Source – Benefits & Work, 08 July 2014
Legal aid cuts have led to an alarming number of people having to represent themselves in family courts in the North East.
The proportion of unrepresented North East parents attending court to contest custody of their children and other family matters has leapt from 34% to 53% of litigants since the removal of legal aid from family lawyers in April 2013.
Between April and December 2012, 4,698 people represented themselves at North East courts for child-related proceedings.
In the same nine-month period for 2013, the figure jumped to 7,562. This is a year-on-year rise of 61%; the highest in England and already more than the previous year’s total of 6,502.
Publication of the Ministry of Justice figures, secured via a Freedom of Information request, has sparked a call among some of the region’s lawyers to keep warring parents away from the courts.
Seven law firms in Newcastle currently offer a fixed-fee service which offers couples a way of resolving disputes without the need to go to court.
Sue McArthur, a lawyer at Newcastle-based firm McKeag and Co, said: “The massive increase in people representing themselves is leading to huge delays at court as judges struggle to help people representing themselves understand the proceedings and what is happening.
“Often people find that decisions go against them because they’ve not been able to refer the judge to the relevant legal points of their case. They can end up getting too emotional or angry and not presenting their case in the best possible way.
“To respond to this crisis in representation the legal industry is having to completely rethink how best to serve clients.”
Marc Lopatin, founder of LawyerSupportedMediation.com said: “The answer is not putting lawyers back in the courtroom at the public’s expense. Instead, the government should be doing all it can to encourage lawyers and mediators to work in tandem. This is the only way to make available the support parents need at a price most can afford.”
But The Law Society – which represents solicitors in the UK – says removing solicitors from the process will have a knock-on effect on children whose parents are fighting in court.
Law Society president Nicholas Fluck said: “The legislation, which came into force last April, could easily cost more than it is intended to save.
“As well as all the knock-on costs to the tax payer and the social consequences of severely limiting access to legal aid, it is the couples fighting in court and their children who will be the worst hit.
“Removing solicitors from the process and cutting access to justice for people on low incomes is a devastating false economy.
“As we have also outlined to the Justice Select Committee, the reality is that solicitors steer separating couples away from the courts and towards alternatives such as mediation.

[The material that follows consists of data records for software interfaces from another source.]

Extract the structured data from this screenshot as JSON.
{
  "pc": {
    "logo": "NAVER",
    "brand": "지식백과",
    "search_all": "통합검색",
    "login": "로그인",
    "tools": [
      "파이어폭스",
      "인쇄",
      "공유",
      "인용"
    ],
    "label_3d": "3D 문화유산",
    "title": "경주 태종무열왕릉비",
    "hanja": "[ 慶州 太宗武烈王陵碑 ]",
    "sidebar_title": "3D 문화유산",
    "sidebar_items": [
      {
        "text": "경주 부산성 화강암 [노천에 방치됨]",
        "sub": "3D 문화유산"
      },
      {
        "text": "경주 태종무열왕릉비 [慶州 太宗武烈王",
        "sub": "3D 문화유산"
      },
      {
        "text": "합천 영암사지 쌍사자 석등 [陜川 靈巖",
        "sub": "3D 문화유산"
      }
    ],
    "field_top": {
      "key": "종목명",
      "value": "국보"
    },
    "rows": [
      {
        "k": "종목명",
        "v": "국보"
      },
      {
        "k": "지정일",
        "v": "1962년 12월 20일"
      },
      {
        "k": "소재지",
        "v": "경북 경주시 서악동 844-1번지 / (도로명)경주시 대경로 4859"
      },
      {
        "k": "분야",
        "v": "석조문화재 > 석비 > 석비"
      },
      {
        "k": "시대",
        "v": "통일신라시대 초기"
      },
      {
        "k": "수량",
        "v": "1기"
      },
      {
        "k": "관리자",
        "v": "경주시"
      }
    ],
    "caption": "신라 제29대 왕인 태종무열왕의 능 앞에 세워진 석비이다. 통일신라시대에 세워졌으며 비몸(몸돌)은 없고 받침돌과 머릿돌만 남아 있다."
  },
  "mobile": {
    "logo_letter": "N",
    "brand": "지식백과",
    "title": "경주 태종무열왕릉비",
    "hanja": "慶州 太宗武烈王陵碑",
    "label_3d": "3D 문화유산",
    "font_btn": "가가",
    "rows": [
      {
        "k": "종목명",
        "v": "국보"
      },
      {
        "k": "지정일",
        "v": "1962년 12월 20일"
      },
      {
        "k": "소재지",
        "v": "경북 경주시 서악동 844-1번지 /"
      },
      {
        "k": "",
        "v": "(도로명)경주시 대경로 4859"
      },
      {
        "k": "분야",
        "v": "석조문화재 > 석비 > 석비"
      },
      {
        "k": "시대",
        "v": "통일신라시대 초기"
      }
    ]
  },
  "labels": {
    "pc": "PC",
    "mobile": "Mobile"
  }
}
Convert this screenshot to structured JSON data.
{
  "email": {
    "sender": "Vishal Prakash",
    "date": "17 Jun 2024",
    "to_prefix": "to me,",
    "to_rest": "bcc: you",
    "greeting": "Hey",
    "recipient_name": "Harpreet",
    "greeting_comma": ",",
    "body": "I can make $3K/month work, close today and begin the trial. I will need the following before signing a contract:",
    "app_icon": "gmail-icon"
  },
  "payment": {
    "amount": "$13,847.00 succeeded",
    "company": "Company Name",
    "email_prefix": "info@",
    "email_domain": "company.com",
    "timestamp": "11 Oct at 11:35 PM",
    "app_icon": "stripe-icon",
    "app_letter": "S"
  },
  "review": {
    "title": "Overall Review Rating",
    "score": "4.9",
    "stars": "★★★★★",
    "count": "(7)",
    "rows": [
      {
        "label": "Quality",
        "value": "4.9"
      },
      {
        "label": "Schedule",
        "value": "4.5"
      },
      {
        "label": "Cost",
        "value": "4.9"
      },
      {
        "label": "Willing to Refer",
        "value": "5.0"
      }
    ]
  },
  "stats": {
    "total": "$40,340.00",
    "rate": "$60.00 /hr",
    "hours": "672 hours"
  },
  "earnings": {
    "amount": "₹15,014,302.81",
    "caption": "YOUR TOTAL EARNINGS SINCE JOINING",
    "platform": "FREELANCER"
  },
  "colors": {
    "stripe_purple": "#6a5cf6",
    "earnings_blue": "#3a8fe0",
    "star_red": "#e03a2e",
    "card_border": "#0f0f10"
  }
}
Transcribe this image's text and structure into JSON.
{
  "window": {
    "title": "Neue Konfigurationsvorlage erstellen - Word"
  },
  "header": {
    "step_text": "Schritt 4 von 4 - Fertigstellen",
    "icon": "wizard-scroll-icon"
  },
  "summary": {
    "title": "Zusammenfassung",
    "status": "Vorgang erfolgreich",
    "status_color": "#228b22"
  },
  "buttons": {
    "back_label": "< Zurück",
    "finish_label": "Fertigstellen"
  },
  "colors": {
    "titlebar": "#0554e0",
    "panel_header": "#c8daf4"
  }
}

“The Law Society has previously suggested alternative savings that would make a bigger contribution to reducing the deficit by making the civil justice system more efficient, but the Government chose to ignore this.”
Source – Newcastle Journal, 07 June 2014